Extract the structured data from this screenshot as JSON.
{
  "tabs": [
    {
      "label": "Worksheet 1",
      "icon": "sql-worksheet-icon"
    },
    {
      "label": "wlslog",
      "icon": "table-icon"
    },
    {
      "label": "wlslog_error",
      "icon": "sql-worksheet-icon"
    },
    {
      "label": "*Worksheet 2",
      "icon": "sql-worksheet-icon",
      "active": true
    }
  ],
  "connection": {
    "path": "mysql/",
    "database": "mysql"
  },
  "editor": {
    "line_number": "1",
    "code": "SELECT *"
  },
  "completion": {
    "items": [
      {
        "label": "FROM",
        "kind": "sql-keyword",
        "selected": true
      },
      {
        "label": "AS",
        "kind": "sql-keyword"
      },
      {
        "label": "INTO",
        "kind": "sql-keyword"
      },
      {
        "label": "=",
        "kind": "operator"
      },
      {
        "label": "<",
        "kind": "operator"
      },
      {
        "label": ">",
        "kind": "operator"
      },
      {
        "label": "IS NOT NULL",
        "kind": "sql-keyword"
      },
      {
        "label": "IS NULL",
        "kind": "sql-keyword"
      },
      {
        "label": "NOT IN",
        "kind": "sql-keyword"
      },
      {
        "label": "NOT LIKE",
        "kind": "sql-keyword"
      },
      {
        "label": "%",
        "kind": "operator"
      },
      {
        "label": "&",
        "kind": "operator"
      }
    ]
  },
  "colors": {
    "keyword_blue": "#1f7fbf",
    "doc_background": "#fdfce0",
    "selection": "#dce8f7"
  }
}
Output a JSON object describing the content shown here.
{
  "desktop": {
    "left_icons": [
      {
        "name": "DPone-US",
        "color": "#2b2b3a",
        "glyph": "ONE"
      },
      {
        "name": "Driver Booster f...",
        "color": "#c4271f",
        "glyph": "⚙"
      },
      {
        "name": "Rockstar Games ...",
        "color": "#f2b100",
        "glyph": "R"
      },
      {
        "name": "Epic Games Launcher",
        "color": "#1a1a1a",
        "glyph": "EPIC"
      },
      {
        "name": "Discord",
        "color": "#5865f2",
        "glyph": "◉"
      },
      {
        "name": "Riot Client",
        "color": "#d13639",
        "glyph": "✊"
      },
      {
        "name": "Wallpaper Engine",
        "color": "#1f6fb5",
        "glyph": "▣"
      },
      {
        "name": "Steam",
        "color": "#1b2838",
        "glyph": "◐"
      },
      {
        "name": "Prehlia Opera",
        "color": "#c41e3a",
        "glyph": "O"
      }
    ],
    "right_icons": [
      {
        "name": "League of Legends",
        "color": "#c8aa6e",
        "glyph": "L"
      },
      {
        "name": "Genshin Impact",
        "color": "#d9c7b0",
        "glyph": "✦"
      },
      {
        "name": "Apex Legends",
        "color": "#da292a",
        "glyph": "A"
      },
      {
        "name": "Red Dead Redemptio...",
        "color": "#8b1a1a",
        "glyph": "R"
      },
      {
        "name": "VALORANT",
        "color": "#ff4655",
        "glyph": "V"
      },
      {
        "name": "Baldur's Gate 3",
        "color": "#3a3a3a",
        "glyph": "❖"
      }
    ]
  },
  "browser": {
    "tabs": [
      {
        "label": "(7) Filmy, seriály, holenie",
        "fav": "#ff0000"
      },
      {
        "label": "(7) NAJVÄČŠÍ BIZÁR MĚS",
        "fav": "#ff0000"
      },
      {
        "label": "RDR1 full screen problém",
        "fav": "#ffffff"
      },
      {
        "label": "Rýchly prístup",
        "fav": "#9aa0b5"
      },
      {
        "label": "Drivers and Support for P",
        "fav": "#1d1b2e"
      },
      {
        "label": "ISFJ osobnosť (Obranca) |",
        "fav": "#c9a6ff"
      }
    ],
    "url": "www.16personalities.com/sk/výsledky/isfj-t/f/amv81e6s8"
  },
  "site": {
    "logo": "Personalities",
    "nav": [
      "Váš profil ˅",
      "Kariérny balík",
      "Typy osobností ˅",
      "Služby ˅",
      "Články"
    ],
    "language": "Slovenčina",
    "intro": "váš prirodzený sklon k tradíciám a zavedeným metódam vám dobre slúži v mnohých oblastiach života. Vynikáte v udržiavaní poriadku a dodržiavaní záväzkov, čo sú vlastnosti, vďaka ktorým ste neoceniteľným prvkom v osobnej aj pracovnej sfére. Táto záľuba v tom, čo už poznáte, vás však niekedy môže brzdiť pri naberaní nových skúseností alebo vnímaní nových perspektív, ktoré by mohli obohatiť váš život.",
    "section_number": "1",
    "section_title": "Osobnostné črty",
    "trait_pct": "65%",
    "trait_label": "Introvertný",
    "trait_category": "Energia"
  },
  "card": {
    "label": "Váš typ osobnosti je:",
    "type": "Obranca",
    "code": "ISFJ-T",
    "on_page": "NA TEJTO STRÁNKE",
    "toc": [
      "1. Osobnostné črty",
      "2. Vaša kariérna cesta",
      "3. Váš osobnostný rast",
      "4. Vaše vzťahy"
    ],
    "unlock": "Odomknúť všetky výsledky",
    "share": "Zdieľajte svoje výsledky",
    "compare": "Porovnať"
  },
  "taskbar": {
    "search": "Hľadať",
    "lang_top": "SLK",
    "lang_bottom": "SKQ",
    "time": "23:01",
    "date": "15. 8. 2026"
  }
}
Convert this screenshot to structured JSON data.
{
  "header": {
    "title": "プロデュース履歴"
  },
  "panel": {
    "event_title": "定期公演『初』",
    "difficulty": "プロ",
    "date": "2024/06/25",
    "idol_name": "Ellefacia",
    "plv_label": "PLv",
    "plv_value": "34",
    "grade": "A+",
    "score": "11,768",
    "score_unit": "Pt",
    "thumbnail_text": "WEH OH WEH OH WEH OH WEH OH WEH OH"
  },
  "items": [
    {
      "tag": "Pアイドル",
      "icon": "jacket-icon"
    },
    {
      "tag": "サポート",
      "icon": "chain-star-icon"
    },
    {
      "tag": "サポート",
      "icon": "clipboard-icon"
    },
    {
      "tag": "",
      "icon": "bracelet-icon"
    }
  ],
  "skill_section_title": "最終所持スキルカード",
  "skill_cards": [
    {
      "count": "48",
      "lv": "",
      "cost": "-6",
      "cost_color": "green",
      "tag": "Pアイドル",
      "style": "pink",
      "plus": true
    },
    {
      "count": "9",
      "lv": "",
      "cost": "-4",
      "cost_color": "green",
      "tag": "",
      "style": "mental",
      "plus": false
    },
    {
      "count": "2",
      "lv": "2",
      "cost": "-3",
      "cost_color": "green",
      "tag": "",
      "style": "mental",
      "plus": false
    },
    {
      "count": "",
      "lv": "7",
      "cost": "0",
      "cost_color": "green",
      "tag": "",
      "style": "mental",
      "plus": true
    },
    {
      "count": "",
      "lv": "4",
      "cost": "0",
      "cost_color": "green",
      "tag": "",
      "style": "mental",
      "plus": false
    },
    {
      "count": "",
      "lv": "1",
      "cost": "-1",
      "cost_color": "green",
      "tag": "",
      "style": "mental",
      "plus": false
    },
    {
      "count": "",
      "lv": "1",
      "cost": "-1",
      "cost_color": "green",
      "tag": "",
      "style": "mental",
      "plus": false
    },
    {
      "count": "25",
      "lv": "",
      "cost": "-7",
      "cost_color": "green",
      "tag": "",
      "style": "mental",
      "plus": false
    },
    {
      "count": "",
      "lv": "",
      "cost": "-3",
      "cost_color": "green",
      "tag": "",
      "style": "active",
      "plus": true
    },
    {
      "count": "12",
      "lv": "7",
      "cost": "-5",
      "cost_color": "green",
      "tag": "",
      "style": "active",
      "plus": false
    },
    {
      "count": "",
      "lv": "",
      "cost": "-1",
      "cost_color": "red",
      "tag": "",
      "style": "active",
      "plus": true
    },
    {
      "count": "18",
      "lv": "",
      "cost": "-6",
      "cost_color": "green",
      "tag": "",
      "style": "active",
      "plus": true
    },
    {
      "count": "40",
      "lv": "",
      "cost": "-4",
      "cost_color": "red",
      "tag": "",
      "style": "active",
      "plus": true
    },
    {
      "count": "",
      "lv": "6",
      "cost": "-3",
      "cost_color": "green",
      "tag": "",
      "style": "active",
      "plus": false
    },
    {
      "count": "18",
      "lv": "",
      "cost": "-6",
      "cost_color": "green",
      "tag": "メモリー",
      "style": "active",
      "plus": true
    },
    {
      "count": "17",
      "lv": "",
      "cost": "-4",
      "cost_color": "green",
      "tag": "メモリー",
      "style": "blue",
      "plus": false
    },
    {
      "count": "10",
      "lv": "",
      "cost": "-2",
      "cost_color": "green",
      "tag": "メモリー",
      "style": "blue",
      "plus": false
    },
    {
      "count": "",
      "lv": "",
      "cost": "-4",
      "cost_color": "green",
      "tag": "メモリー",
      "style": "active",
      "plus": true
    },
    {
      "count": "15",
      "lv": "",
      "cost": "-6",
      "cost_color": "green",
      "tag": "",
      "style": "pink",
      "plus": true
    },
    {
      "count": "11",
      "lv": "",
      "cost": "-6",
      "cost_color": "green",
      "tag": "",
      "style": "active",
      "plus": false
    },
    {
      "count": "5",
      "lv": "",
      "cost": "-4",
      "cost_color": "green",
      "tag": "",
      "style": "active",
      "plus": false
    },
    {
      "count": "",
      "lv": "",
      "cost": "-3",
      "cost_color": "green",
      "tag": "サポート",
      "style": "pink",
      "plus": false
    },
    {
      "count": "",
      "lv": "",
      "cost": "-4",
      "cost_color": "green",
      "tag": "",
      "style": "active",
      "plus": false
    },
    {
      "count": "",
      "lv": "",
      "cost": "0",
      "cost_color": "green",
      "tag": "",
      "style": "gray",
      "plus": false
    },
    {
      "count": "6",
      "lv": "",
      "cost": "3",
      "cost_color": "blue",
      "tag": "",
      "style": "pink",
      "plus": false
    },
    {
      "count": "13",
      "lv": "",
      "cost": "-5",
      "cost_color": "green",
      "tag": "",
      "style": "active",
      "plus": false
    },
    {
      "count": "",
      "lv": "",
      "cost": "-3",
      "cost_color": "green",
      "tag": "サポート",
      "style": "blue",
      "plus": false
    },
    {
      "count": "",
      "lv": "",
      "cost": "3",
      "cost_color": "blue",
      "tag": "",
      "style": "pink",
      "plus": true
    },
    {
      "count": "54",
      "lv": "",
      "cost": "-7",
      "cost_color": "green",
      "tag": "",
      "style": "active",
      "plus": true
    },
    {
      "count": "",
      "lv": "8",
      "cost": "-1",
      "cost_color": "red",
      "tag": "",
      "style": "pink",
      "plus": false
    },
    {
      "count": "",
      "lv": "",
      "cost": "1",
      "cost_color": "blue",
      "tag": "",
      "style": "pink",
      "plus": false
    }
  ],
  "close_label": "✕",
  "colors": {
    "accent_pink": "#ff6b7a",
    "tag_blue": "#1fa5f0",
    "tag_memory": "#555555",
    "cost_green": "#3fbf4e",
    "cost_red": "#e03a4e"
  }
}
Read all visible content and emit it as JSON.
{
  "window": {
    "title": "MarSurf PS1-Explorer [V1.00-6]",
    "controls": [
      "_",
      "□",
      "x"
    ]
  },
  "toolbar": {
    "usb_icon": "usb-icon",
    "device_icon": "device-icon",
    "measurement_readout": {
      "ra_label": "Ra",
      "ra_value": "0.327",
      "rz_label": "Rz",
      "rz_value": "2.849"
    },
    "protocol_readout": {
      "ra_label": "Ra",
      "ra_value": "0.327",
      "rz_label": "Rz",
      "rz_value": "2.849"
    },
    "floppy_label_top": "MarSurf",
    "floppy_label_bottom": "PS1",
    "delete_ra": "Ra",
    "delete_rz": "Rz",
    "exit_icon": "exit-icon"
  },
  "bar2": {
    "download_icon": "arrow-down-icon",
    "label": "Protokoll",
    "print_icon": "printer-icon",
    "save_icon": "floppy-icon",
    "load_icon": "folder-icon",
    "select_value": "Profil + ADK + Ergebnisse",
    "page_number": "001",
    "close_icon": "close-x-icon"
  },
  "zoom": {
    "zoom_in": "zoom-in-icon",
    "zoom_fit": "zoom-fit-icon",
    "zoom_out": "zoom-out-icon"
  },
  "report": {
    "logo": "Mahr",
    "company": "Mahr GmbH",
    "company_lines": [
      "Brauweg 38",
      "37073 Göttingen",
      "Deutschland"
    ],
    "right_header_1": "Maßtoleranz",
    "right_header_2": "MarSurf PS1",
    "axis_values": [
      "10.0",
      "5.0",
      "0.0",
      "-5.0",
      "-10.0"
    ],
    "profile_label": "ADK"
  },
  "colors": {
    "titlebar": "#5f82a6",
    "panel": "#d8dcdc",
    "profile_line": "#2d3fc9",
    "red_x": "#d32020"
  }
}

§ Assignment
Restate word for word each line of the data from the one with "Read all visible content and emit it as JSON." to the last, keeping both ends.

§ Solution to this exercise
Read all visible content and emit it as JSON.
{
  "window": {
    "title": "MarSurf PS1-Explorer [V1.00-6]",
    "controls": [
      "_",
      "□",
      "x"
    ]
  },
  "toolbar": {
    "usb_icon": "usb-icon",
    "device_icon": "device-icon",
    "measurement_readout": {
      "ra_label": "Ra",
      "ra_value": "0.327",
      "rz_label": "Rz",
      "rz_value": "2.849"
    },
    "protocol_readout": {
      "ra_label": "Ra",
      "ra_value": "0.327",
      "rz_label": "Rz",
      "rz_value": "2.849"
    },
    "floppy_label_top": "MarSurf",
    "floppy_label_bottom": "PS1",
    "delete_ra": "Ra",
    "delete_rz": "Rz",
    "exit_icon": "exit-icon"
  },
  "bar2": {
    "download_icon": "arrow-down-icon",
    "label": "Protokoll",
    "print_icon": "printer-icon",
    "save_icon": "floppy-icon",
    "load_icon": "folder-icon",
    "select_value": "Profil + ADK + Ergebnisse",
    "page_number": "001",
    "close_icon": "close-x-icon"
  },
  "zoom": {
    "zoom_in": "zoom-in-icon",
    "zoom_fit": "zoom-fit-icon",
    "zoom_out": "zoom-out-icon"
  },
  "report": {
    "logo": "Mahr",
    "company": "Mahr GmbH",
    "company_lines": [
      "Brauweg 38",
      "37073 Göttingen",
      "Deutschland"
    ],
    "right_header_1": "Maßtoleranz",
    "right_header_2": "MarSurf PS1",
    "axis_values": [
      "10.0",
      "5.0",
      "0.0",
      "-5.0",
      "-10.0"
    ],
    "profile_label": "ADK"
  },
  "colors": {
    "titlebar": "#5f82a6",
    "panel": "#d8dcdc",
    "profile_line": "#2d3fc9",
    "red_x": "#d32020"
  }
}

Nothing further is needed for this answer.